Tiger masters Augusta as Molinari fades
ROME - Tiger Woods rolled back the years at Augusta National Golf Club in April, producing a remarkable finish to win his first major in 11 years and cap one of the greatest comeback stories in sporting history. The Italian, Francesco Molinari, who had looked so strong throughout the week, faltered during Sunday’s final round and finished in a tie for fifth place.
As Woods rolled in the final putt to spark jubilant celebrations around Augusta’s famous 18th green, it felt as if a cloud had been lifted. The American has been written off time and again in recent years after battling issues in his personal life and undergoing multiple operations on his ailing back and knees. Rewind a couple of years to the Past Champions’ Dinner at the same tournament and Woods was telling close friends that he doubted whether he would ever play golf again. It has been an exceptional turnaround.

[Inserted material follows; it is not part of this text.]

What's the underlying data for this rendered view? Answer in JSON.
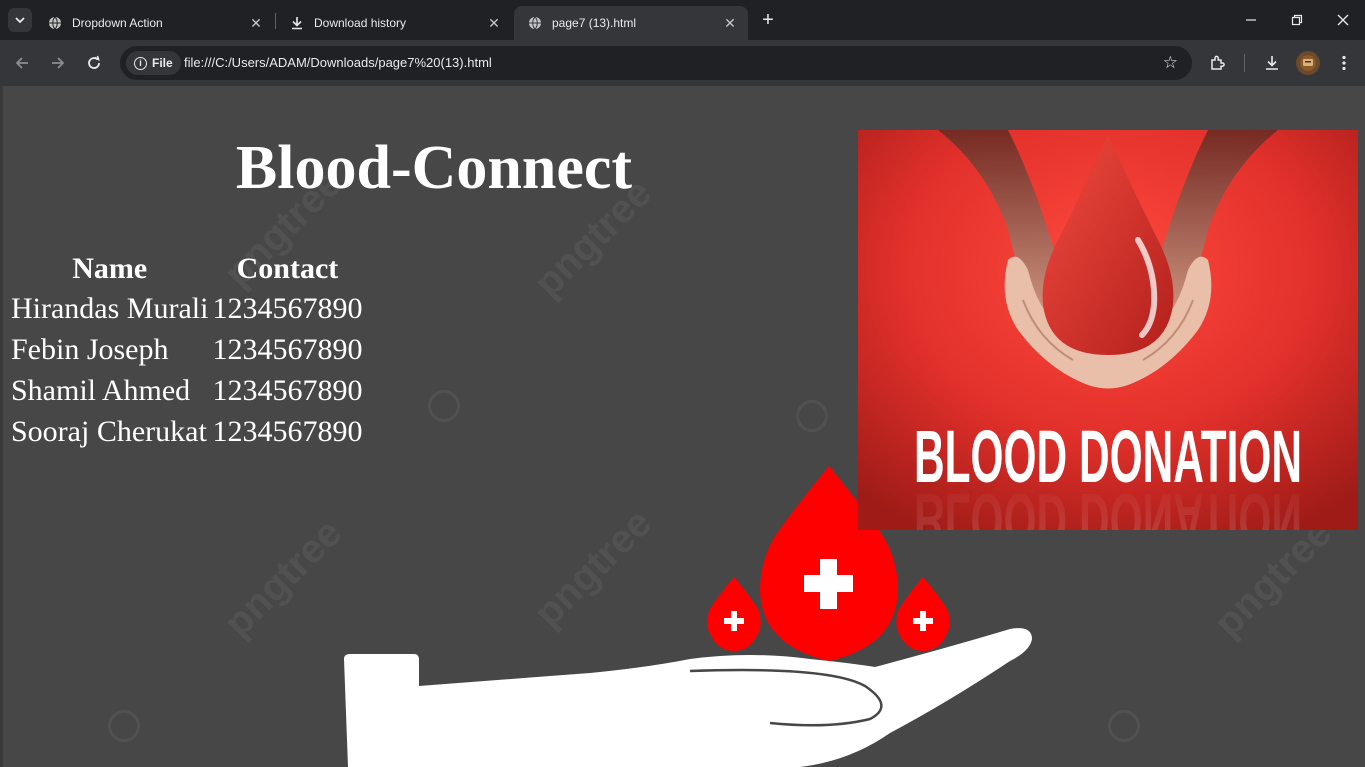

"I'm a little hoarse from yelling," said the 43-year-old, in the immediate aftermath of his victory. "I was just trying to plod my way around all day then suddenly I had the lead. Coming up 18 I was just trying to make a five. When I tapped in I don't know what I did, I know I screamed. To have my kids there, it's come full circle. My dad was here in 1997 and now I'm the dad with two kids there. It will be up there with one of the hardest I've had to win because of what has transpired in the last couple of years."
Woods’ victory at Augusta marked his first Masters win since 2005 and his first title in any major championship since his famous win at Torrey Pines in the 2008 US Open. Tiger missed the 2016 and 2017 Masters with back and achilles issues and had a third back surgery a little over two years ago. However, since his latest return early last year, the golfing world had witnessed an almost unbelievable resurgence from the former world number one.
In a remarkable season, Woods rose from outside the top thousand in the rankings at the end of 2017 to the top 15 at the beginning of this year, with his position helped by excellent finishes at the Open and US PGA Championships in 2018. He then capped off last season by winning the Tour Championship for his 80th PGA Tour title. His most recent Masters victory puts him on 81, one behind the record of 82 held by Sam Snead.
"There is not a golfer in the world that isn't happy that Tiger Woods won,” said three-time major champion and Team Europe Ryder Cup captain Padraig Harrington at Augusta National. “In the modern era, he's been a golf and sport superstar. This comeback story will break out from golf into all sports and all the news. It will be everywhere. There will be people who have never looked at golf and will be seeing this and wondering what it's all about."
In a scene that was reminiscent of Woods’ heyday, his nearest competitors faded away during Sunday’s final nine holes, with Tiger at the top of the leaderboard and seemingly in supreme command of the situation. The American ended up winning by just a single stroke over Brooks Koepka, Dustin Johnson and Xander Schauffele, but in truth, his victory was never in doubt.
Woods’ closest rival throughout the week had been the Champion Golfer of the Year, Francesco Molinari, who won the Open Championship at Carnoustie last year, but the indomitable Italian finally cracked under the pressure, with the finish line approaching on the Sunday afternoon.
Going into the final round, Molinari had only registered one bogey in his first 54 holes, which is unheard of given Augusta National’s tricky design. Indeed Molinari, who is known as one of the grittiest competitors, held a two-shot lead going into the final nine holes, when the nerves began to set in. The first sign of a potential chink in the Italian armour came at the 10th after a wild approach shot left him with a treacherous chip to a raised green. Although Molinari saved his par, the jitters would return at perhaps the most famous par-3 in golf, Augusta National’s 12th hole.
A cautious swing would see the Italian find the water and suddenly he was tied for the lead with Woods. Another watery grave awaited his approach on the par-5 15th hole and Molinari’s hopes for a first green jacket to go with his Open victory, were dashed for another year. However, it won’t be long before Woods and Molinari lock horns again as the pair have been drawn to play together during the first two rounds of 2019’s next major, the US PGA Championship, to be held near New York in May.
For the game as a whole, Tiger’s resurgence can not be underestimated. Viewing figures have been through the roof since his return and now he has secured the elusive 15th major championship, 11 years after his 14th, the hunt is back on for the most challenging record in the game and Jack Nicklaus’ major tally of 18.
“We’re excited about it,” said PGA of America CEO, Seth Waugh in a recent press conference. “Obviously Tiger, you know, he has impact, sort of like the moon landing. It’s not golf; it’s where-were-you-when kind of stuff. The impact immediately afterwards was extraordinary in terms of ticket sales… the requests just poured in across the board.”
It’s safe to say that for the golfing world, Tiger Woods doesn’t just move the needle, Tiger Woods is the needle.